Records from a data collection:
=== Begin Enclosure ===

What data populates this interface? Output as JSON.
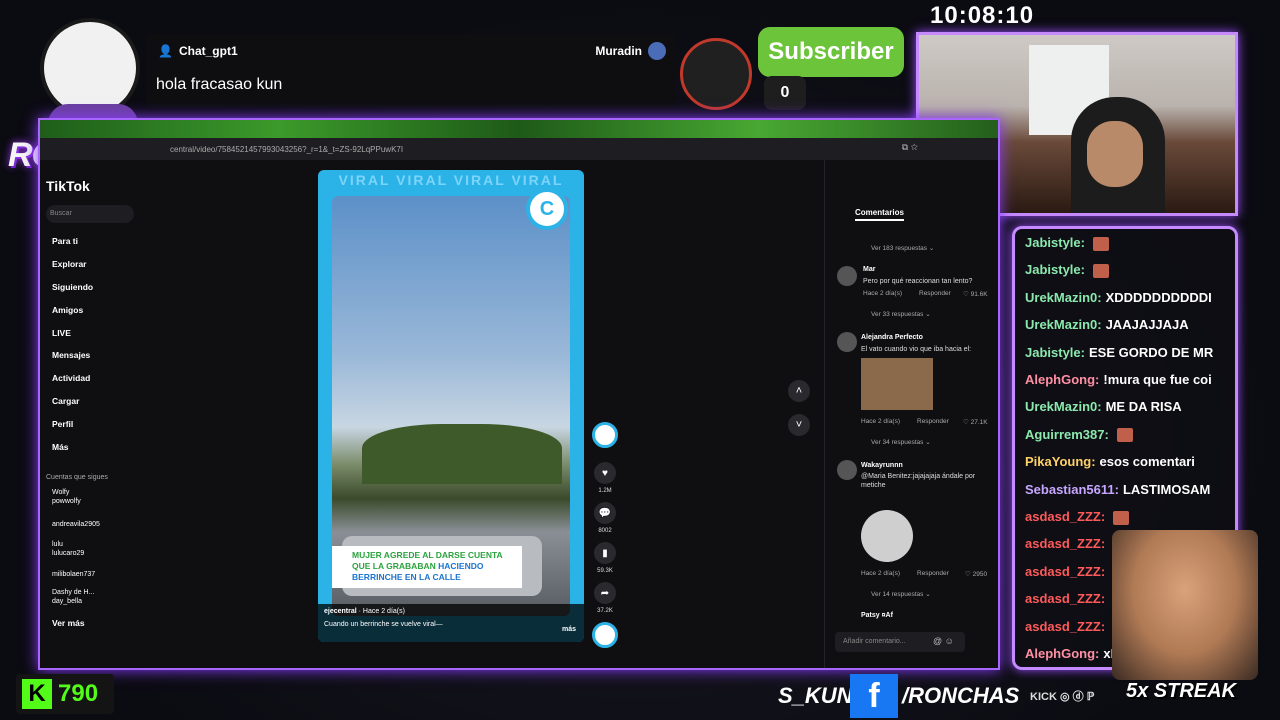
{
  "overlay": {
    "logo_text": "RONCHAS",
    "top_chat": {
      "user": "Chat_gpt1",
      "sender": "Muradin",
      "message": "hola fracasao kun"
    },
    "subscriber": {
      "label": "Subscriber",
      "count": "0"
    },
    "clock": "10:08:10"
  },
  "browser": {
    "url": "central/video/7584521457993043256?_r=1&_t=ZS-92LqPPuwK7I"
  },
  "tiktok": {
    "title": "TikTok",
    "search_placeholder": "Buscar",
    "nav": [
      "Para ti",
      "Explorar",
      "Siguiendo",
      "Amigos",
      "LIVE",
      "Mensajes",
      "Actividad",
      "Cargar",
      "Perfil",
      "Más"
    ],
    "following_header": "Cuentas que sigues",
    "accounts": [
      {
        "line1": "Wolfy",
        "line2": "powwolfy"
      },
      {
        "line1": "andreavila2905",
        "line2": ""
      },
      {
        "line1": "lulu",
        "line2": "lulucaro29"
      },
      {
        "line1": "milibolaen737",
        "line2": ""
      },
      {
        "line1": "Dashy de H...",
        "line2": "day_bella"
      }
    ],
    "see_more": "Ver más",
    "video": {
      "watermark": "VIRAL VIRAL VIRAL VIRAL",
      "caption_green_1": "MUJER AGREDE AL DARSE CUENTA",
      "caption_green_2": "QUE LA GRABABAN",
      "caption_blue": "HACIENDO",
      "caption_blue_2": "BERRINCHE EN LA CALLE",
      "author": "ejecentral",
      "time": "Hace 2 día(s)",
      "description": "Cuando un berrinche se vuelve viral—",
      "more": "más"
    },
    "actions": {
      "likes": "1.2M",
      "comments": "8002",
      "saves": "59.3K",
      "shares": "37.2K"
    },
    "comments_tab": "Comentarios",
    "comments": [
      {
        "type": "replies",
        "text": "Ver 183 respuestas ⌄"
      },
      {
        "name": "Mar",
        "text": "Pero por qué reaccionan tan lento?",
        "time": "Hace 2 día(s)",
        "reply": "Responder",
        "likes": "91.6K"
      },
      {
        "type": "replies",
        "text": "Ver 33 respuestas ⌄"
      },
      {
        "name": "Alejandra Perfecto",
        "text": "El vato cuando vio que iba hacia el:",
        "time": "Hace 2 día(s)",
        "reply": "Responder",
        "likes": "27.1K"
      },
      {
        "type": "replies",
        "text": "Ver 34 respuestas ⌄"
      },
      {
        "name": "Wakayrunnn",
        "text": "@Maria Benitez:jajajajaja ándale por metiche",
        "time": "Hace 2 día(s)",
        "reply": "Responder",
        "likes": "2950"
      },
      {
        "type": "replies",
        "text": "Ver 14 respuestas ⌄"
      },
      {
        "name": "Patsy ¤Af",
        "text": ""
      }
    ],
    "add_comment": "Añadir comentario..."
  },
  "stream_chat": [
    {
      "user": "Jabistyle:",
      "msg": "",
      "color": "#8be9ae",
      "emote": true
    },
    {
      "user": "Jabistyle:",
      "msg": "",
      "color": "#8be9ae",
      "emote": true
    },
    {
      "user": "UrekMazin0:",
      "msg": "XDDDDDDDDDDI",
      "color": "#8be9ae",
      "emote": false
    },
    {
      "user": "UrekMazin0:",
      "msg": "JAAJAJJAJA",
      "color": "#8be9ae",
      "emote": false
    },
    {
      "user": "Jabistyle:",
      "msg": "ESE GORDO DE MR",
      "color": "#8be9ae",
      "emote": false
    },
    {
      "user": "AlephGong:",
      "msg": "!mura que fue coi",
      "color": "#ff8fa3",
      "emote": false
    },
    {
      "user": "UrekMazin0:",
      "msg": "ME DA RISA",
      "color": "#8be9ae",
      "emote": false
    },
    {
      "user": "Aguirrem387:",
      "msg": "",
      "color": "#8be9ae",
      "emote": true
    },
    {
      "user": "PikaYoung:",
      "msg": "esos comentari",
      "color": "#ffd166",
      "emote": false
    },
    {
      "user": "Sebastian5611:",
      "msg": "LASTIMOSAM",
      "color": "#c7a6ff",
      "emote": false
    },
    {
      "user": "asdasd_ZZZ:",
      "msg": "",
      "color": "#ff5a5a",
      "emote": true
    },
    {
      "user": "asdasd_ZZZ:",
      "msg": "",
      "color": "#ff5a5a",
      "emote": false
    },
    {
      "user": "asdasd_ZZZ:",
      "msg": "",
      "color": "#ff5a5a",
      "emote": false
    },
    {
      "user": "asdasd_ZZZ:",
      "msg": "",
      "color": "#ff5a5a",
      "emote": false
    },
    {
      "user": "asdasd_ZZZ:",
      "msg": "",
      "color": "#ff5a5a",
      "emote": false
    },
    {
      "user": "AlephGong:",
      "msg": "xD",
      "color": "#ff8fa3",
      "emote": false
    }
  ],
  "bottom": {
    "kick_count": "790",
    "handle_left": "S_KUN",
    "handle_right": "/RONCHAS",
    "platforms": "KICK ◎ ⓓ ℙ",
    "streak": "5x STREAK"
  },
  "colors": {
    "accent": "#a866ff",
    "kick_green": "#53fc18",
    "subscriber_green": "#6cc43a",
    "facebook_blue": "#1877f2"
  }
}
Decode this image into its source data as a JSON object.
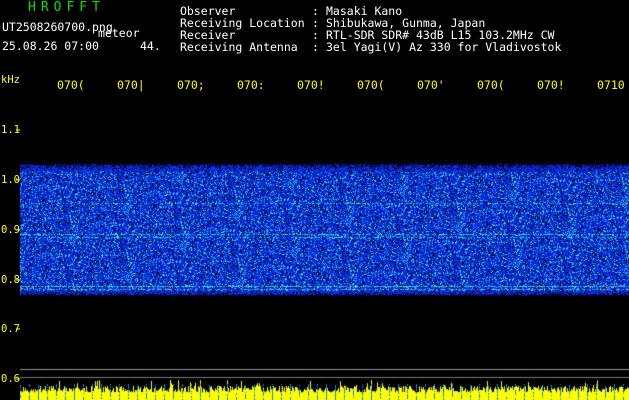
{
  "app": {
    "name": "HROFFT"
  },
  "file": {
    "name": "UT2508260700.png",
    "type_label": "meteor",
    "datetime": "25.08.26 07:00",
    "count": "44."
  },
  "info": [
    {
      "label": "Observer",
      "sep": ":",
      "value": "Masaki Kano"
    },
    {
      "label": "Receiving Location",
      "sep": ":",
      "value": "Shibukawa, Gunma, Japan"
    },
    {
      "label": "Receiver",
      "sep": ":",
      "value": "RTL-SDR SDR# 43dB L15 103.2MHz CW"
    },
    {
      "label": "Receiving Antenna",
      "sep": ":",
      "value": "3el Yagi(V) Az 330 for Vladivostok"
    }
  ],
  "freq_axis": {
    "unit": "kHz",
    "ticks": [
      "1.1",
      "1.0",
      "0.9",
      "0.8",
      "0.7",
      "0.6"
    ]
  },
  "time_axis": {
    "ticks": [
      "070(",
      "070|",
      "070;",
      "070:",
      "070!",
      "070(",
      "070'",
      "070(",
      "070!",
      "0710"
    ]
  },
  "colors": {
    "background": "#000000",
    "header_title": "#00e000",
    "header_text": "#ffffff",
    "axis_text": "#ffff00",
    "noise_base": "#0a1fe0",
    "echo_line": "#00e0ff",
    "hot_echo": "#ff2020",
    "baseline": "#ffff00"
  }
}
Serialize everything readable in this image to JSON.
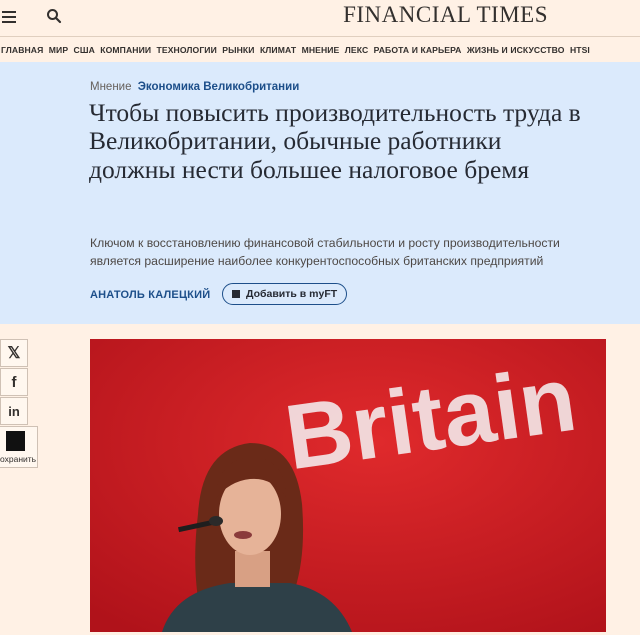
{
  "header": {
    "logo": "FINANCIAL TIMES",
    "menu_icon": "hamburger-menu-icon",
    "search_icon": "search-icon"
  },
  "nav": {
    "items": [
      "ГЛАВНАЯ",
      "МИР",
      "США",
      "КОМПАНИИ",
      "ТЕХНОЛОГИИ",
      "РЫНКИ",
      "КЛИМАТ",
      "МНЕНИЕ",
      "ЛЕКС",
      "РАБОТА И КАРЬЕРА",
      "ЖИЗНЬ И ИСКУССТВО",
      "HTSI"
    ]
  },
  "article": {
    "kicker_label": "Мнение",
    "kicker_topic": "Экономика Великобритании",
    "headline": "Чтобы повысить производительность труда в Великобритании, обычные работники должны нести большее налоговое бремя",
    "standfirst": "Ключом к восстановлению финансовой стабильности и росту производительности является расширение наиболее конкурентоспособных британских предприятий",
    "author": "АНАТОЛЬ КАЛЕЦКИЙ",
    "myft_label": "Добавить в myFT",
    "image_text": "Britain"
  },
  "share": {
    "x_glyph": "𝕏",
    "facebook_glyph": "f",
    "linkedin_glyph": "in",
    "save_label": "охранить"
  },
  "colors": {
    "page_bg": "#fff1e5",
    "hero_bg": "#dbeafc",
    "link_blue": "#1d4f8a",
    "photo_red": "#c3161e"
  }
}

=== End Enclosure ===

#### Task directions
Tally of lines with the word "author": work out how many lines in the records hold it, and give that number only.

#### Solution for this exercise
2